Report all lines of the records that contain "Greater".
+++
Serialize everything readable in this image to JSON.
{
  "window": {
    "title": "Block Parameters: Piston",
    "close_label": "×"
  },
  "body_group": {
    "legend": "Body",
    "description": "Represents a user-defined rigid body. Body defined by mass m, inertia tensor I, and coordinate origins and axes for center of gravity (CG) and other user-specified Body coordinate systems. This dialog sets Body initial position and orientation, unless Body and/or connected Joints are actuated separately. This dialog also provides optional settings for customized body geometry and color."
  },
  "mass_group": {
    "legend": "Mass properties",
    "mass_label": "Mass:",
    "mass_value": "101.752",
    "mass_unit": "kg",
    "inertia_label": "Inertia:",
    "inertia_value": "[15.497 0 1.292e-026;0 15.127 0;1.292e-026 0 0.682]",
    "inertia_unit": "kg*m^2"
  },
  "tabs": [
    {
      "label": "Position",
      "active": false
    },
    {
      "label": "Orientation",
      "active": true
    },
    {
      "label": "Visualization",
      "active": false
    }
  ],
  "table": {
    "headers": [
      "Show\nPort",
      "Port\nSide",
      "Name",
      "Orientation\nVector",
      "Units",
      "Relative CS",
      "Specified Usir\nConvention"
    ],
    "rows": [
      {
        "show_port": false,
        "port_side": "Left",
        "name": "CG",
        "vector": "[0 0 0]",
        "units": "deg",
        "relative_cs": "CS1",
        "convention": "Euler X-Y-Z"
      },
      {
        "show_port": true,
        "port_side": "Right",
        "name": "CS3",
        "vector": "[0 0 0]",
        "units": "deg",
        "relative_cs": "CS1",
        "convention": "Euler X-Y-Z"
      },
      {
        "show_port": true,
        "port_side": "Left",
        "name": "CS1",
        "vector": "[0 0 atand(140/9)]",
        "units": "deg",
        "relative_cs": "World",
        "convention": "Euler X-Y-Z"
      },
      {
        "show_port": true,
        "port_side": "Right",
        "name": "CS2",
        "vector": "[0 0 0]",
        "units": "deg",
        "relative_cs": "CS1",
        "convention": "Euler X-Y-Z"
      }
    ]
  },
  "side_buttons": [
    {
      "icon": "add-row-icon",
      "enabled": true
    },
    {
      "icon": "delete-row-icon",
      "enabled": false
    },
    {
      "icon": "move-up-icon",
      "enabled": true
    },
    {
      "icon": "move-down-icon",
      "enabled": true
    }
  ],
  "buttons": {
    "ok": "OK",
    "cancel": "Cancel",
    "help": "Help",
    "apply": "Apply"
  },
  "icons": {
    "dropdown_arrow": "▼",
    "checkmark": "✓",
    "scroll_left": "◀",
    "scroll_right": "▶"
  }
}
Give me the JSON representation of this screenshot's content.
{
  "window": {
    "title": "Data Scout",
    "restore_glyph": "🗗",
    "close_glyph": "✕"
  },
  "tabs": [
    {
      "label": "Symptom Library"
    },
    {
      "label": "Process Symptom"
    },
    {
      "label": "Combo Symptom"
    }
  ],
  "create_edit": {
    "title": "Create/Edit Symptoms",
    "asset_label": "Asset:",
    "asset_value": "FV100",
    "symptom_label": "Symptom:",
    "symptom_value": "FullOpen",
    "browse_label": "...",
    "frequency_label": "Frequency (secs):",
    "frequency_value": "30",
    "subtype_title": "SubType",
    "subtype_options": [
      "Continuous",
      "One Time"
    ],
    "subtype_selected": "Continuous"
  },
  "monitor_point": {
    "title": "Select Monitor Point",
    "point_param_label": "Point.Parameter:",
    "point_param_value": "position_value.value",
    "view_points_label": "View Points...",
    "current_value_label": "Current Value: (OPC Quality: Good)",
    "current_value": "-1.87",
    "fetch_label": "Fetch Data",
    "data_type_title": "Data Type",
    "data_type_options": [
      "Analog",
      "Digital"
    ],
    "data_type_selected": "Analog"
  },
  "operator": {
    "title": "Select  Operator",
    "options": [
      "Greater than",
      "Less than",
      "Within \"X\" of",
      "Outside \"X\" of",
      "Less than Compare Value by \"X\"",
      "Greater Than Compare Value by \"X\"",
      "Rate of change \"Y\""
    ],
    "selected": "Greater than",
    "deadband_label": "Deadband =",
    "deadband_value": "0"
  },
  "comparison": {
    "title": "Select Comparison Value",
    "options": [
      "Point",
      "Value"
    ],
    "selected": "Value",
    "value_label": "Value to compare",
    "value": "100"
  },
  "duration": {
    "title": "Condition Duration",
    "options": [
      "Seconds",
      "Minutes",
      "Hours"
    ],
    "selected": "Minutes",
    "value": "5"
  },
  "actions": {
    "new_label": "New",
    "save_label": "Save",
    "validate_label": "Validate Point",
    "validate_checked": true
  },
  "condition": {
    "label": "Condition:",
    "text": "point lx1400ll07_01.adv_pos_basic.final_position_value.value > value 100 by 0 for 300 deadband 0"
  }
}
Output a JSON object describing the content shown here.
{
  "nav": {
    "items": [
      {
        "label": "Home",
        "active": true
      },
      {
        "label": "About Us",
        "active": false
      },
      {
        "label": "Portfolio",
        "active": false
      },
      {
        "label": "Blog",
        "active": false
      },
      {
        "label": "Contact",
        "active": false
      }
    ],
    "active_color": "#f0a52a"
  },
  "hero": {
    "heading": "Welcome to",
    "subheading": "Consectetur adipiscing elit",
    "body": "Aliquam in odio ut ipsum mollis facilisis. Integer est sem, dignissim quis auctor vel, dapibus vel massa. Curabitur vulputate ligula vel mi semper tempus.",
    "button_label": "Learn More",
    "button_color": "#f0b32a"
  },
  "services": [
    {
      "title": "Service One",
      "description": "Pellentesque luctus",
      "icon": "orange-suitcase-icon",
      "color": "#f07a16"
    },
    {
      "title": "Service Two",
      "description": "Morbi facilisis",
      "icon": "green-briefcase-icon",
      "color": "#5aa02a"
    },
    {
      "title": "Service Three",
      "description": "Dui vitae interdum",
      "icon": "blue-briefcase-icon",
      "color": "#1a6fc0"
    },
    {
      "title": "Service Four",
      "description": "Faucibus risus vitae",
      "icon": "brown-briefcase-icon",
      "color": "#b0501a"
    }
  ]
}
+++
(Written answer)
      "Greater than",
      "Greater Than Compare Value by \"X\"",
    "selected": "Greater than",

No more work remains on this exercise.